→ **Work instructions**
The answer must consist of each line below that contains the string "icon".

╭─ Supplied material

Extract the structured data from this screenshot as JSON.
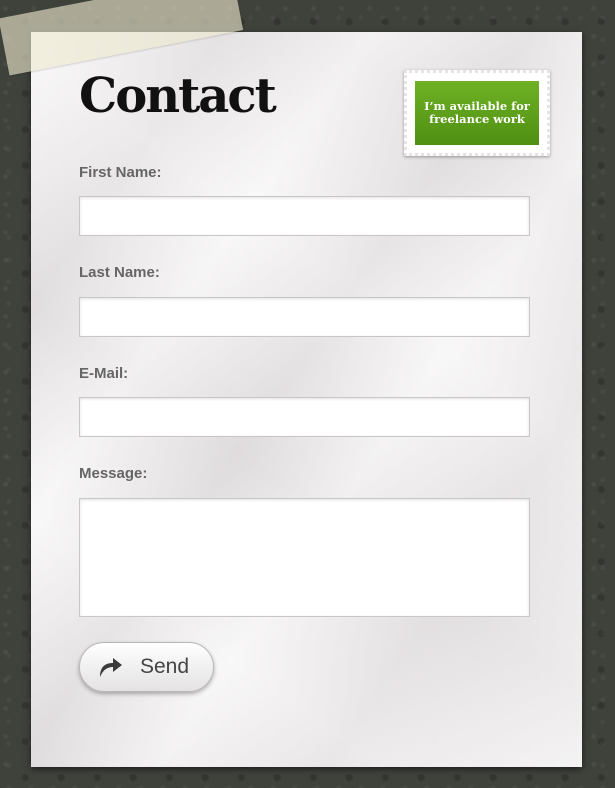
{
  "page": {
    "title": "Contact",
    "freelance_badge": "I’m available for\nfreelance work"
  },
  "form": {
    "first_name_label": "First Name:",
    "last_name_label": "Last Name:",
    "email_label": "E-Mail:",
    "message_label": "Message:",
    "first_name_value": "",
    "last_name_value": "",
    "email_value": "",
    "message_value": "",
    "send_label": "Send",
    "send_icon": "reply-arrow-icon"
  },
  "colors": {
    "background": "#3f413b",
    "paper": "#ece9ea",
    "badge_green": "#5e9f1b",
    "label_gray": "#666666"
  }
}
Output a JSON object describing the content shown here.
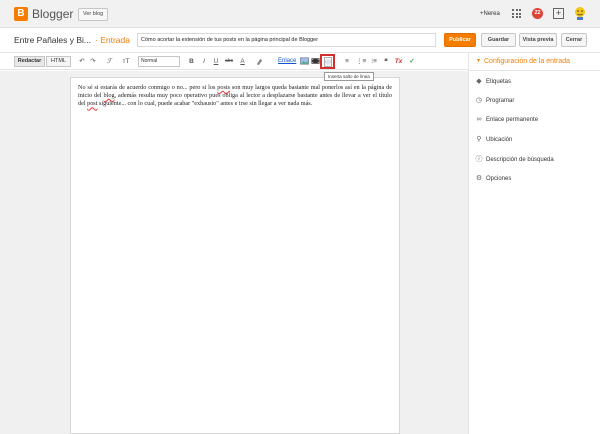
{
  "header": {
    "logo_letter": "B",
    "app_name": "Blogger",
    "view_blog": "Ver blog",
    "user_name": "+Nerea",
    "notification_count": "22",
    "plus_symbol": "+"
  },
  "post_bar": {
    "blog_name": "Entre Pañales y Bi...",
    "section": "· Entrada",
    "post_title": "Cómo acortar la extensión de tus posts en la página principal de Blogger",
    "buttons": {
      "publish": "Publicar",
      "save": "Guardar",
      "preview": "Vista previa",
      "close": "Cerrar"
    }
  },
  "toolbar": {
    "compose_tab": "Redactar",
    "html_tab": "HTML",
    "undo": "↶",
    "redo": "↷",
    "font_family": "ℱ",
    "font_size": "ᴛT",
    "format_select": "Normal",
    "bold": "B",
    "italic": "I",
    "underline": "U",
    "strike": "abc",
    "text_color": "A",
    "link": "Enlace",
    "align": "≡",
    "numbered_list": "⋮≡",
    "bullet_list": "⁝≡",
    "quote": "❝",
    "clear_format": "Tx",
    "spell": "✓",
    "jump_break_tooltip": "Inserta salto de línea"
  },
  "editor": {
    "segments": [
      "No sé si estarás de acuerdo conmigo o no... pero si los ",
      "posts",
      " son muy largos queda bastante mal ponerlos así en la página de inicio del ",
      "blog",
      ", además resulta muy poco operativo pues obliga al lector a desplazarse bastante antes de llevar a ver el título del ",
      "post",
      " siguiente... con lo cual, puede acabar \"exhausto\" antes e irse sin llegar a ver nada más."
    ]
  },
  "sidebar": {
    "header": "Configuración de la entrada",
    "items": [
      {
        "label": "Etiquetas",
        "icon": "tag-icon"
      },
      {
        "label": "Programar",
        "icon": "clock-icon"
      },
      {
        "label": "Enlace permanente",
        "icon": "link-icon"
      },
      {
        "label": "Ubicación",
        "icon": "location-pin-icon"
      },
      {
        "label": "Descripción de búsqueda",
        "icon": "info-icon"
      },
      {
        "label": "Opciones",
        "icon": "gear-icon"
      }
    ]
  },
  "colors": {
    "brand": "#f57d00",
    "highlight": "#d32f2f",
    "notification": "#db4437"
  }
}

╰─

→ **Solved problem**
    "send_icon": "reply-arrow-icon"
        "icon": "tag-icon"
        "icon": "clock-icon"
        "icon": "link-icon"
        "icon": "location-pin-icon"
        "icon": "info-icon"
        "icon": "gear-icon"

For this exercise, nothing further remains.